··· RECORDED INFORMATION ···
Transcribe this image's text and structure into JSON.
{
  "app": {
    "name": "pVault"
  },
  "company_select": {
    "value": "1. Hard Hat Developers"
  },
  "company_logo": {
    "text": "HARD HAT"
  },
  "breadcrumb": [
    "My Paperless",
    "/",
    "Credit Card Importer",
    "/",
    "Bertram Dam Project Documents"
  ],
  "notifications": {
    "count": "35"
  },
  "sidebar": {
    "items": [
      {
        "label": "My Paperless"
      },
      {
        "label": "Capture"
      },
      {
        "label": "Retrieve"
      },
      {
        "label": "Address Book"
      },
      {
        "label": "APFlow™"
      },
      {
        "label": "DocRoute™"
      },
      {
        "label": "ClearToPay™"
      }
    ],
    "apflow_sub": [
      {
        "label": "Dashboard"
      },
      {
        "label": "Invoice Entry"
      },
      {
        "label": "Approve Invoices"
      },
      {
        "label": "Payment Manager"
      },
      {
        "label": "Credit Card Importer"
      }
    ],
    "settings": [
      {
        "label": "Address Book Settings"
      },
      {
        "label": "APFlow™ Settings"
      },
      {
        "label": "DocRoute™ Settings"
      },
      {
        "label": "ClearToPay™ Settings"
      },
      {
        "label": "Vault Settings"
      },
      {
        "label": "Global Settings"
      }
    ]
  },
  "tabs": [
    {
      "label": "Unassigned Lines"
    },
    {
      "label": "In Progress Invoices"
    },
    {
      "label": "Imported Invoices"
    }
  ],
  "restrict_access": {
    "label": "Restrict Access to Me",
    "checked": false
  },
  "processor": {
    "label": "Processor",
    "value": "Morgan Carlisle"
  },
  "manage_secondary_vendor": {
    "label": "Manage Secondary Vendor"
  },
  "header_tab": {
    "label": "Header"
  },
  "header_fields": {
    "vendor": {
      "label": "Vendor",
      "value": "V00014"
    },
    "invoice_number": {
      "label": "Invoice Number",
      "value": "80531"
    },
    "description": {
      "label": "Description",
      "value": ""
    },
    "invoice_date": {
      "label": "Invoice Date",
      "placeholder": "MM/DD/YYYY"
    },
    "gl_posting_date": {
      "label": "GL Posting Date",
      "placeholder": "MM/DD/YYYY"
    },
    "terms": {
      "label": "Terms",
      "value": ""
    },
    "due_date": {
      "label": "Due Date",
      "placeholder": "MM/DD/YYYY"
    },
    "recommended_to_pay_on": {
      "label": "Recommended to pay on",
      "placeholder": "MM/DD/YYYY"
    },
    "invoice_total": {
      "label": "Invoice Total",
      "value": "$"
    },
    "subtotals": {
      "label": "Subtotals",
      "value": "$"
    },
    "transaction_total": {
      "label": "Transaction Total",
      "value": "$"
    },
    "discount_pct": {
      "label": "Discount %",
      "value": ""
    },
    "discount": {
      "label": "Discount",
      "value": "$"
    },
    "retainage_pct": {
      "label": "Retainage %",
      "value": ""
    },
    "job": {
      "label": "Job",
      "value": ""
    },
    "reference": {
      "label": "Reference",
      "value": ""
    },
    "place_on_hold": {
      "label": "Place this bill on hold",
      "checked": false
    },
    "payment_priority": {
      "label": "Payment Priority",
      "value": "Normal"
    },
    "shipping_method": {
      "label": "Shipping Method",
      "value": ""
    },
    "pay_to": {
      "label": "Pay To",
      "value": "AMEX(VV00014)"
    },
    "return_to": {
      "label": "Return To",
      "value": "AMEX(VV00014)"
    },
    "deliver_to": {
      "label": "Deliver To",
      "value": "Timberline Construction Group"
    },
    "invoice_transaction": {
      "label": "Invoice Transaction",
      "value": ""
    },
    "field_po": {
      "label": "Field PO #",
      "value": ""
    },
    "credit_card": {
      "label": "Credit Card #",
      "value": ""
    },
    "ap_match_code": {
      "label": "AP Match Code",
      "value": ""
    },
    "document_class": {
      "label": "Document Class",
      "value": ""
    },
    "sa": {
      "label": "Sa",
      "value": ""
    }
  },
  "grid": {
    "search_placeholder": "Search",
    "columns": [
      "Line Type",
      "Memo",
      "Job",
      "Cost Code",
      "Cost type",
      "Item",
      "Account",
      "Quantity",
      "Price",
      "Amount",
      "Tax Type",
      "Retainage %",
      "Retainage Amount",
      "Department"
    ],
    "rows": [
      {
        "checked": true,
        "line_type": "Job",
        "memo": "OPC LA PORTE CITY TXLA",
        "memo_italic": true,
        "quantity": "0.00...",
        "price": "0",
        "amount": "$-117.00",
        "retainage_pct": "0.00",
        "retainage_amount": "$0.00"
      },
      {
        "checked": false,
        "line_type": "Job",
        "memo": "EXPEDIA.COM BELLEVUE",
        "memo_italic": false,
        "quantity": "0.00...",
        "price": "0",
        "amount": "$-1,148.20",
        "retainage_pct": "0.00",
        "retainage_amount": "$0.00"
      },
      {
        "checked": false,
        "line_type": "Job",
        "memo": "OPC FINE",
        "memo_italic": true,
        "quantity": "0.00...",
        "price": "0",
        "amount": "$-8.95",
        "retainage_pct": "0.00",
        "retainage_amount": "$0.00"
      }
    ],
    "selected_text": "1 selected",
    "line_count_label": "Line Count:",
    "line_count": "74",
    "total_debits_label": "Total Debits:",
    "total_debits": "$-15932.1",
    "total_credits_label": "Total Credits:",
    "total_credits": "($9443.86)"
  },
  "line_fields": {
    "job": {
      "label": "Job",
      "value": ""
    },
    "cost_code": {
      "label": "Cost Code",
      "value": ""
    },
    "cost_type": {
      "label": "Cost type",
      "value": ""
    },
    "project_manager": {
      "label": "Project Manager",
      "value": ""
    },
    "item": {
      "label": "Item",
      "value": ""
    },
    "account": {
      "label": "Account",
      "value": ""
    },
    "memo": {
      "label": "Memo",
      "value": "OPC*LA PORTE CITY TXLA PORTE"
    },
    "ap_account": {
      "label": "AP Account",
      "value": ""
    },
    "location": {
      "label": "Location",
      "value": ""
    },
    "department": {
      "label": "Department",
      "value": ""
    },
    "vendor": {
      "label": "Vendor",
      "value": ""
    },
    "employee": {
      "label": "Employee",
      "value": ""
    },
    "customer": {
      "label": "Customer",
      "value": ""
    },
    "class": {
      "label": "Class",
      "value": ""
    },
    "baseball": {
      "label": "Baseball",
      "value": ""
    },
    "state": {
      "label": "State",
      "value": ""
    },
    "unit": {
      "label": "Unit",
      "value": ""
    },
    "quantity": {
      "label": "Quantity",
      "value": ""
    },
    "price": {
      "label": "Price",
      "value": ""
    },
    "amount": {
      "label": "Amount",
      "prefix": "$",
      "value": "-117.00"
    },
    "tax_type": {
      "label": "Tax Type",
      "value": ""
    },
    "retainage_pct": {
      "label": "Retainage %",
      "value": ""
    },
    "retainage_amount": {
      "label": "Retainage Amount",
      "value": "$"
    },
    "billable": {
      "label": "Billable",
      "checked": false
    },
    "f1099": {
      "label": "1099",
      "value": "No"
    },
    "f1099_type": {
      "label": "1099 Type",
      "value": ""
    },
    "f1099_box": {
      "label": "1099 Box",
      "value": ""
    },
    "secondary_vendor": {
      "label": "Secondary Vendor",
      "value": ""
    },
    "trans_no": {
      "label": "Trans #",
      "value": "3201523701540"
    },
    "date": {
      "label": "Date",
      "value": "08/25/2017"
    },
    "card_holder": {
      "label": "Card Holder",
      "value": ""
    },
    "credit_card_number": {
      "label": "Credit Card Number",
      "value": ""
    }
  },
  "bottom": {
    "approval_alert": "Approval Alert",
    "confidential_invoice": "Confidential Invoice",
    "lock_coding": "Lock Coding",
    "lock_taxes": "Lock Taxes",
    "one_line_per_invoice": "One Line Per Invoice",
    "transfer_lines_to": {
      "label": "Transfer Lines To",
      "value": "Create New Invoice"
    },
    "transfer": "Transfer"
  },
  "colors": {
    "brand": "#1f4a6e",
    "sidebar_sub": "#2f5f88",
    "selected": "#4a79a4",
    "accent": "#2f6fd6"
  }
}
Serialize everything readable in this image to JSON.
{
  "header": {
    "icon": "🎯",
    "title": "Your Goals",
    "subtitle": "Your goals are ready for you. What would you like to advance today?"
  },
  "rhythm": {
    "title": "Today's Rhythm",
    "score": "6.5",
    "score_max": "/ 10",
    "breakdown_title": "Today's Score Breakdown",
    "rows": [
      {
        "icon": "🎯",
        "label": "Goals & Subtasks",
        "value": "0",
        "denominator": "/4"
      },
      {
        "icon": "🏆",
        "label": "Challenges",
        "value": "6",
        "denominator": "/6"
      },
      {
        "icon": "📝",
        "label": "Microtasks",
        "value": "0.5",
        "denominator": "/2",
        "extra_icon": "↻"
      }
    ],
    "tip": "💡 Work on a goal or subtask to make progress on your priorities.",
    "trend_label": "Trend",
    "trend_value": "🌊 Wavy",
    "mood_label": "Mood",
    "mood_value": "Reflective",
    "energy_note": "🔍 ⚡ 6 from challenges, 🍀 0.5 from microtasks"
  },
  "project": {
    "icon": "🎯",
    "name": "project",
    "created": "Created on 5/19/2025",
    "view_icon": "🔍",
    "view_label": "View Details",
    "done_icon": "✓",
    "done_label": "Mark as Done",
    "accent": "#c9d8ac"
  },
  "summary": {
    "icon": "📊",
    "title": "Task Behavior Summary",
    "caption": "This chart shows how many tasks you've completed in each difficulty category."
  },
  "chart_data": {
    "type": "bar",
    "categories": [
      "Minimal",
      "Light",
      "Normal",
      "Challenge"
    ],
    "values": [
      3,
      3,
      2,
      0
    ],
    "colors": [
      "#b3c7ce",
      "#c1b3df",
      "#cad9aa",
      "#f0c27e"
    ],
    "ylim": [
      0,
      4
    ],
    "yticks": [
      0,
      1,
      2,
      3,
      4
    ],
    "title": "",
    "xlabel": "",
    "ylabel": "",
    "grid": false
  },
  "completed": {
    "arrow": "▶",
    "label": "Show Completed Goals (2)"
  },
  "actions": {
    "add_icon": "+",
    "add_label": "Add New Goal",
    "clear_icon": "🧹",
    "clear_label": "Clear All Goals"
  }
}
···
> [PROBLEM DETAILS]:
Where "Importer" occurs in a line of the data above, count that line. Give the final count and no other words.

> [RESPONSE TO THE TASK]:
2